But both 30-somethings admitted at the French Open they still get a shiver of fear before their opening matches at one of the big four two-week events.
"I wasn't nervous going into the match. But there's always that little bit of feeling that if you don't feel well, if the opponent plays great, you could lose early," said Federer after his 6-2 6-4 6-2 defeat of Slovakia's Lukas Lacko.
"It's more just like those hints of fear - maybe yesterday, maybe this morning at one point, just for five seconds, 'Oh, I really hope I don't have to pack my bags today', that kind of feeling."
In his early days, the famously cool Swiss says he was often badly affected before and during big games.
"I have had the shakes and ended up losing the match. I don't think I lost because I was nervous necessarily, but just because of the circumstances," added the 2009 Roland Garros champion.
"During a match, you have a very elevated pulse and you get the shakes sometimes, and you don't know why that is. Sometimes your legs just freeze, so you try to stay in movement.
"I was probably very nervous for the (Pete) Sampras match at Wimbledon (in 2001), because it was my first time on Centre Court, my first time against Pete.
"There I remember the cold hands, nervous, the pulse. Just feeling like this is not the usual match, that kind of thing. Then I have had it probably on some other occasions like the first final, or the first title I won.
"Just those moments when it happens for the first time - it's like the first time you have to make a speech or walk up to a girl and talk to her because you like her kind of thing. It's just when you're not used to it, I think that's what freaks you out the most."
But age, and 16 years on tour, means Federer knows how to damp down any negative thoughts.
"I don't get too worked up about it, because I know it's a long match, maybe, potentially ahead of me and it's not a sprint to the finish line, it's more of a marathon," he explained.
"Today with my experience I'm more laid-back going into a tournament, going into a first round of a grand slam."
Serena, the defending champion at Roland Garros, is also not immune to butterflies in the stomach, but the fighter in her always tries to feed off that nervousness.

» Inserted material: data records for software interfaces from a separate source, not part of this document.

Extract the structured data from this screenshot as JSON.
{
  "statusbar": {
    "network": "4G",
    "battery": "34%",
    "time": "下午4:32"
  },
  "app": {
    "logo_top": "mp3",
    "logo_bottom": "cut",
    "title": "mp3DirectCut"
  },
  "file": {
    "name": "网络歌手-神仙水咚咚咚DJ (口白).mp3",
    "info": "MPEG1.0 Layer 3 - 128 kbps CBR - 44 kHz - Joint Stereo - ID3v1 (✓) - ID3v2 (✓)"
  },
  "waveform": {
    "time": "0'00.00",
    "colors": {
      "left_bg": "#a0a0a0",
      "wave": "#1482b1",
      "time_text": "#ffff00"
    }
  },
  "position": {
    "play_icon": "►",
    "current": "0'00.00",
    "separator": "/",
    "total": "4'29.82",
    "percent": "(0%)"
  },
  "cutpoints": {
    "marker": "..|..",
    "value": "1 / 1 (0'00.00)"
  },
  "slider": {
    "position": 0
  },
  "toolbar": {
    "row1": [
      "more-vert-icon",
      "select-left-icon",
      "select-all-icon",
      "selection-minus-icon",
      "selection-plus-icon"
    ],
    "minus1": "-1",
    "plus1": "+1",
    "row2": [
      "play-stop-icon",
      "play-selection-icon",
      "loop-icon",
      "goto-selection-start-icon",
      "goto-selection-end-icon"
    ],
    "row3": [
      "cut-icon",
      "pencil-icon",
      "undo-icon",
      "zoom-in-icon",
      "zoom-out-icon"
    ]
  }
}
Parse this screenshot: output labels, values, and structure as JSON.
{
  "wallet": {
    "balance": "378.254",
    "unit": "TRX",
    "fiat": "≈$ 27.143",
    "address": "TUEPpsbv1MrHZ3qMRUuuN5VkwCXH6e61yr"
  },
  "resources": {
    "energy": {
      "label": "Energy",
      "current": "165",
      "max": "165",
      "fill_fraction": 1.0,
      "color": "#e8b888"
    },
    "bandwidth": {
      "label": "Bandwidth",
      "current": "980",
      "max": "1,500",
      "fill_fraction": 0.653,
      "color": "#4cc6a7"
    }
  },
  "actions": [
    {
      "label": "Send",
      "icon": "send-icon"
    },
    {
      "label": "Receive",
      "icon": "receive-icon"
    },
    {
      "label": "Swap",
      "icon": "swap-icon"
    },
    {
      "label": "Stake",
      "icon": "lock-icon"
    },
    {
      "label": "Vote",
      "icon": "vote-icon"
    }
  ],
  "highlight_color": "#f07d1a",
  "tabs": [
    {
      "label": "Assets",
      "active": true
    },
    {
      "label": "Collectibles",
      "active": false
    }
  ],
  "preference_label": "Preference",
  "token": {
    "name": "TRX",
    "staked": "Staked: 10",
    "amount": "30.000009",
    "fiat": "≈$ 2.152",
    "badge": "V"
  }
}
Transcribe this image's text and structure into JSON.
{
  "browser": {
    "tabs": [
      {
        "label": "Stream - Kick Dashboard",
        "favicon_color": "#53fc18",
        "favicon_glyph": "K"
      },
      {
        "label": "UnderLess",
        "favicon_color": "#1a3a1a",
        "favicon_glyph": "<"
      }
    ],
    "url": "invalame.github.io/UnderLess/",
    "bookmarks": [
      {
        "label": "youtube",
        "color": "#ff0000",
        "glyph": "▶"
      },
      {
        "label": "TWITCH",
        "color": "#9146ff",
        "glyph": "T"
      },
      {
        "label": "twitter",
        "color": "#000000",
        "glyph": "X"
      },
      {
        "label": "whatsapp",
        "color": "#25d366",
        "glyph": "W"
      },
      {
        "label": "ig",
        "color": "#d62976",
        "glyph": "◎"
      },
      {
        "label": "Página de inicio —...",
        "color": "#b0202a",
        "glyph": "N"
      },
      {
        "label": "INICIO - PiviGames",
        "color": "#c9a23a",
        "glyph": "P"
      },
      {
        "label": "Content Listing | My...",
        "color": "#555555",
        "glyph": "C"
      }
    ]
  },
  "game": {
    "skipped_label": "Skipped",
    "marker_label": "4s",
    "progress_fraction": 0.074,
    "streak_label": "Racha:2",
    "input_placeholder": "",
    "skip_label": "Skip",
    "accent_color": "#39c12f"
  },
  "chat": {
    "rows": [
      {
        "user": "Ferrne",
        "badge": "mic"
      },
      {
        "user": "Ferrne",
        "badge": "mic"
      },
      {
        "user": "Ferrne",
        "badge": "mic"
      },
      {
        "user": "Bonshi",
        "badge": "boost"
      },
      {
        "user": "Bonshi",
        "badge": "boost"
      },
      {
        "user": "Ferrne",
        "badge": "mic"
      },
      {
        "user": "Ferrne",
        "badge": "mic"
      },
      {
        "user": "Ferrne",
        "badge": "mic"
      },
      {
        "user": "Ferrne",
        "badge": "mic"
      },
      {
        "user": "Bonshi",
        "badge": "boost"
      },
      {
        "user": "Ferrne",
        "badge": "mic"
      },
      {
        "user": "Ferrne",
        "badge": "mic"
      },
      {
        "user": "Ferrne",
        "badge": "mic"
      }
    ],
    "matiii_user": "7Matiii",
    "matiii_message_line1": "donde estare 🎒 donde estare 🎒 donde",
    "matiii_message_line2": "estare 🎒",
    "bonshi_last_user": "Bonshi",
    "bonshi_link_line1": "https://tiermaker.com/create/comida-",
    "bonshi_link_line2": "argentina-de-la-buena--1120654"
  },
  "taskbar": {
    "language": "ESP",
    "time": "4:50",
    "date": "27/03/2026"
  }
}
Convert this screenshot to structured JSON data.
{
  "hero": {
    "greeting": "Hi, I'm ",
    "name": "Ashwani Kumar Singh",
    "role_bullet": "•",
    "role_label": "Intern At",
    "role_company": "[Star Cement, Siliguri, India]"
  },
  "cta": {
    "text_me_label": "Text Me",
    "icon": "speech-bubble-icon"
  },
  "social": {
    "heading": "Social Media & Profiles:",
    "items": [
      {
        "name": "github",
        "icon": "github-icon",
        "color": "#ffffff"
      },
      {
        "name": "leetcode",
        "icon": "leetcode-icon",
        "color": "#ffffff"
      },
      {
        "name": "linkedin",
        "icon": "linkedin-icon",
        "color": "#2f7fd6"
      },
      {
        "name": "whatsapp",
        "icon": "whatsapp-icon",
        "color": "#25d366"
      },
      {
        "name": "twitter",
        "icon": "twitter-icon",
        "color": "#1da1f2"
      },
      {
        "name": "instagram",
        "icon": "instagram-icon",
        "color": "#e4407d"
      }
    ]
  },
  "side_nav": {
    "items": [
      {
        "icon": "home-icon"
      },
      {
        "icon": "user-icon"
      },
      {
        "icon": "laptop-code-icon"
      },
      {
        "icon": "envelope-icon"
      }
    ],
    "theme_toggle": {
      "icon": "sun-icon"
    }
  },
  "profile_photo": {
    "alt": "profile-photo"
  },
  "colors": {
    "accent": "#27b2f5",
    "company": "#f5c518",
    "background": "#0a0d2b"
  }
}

"I think in general I always have a little bit of nerves and just I try to harness them and put it in the right place. I was extremely nervous last year here in the final," the American, who beat Maria Sharapova to win her second French Open title last year, said following Sunday's 6-2 6-1 win over Alize Lim.
"The whole match I could barely get there. I was really, really, really nervous. Then also the U.S. Open (where she also won the title) I was nervous.
"I think it's nice to have a little bit of that, because it means that you still have a passion for it. You still have this inside feeling that you want to do really well or else the nerves wouldn't be there." (Editing by Julien Pretot)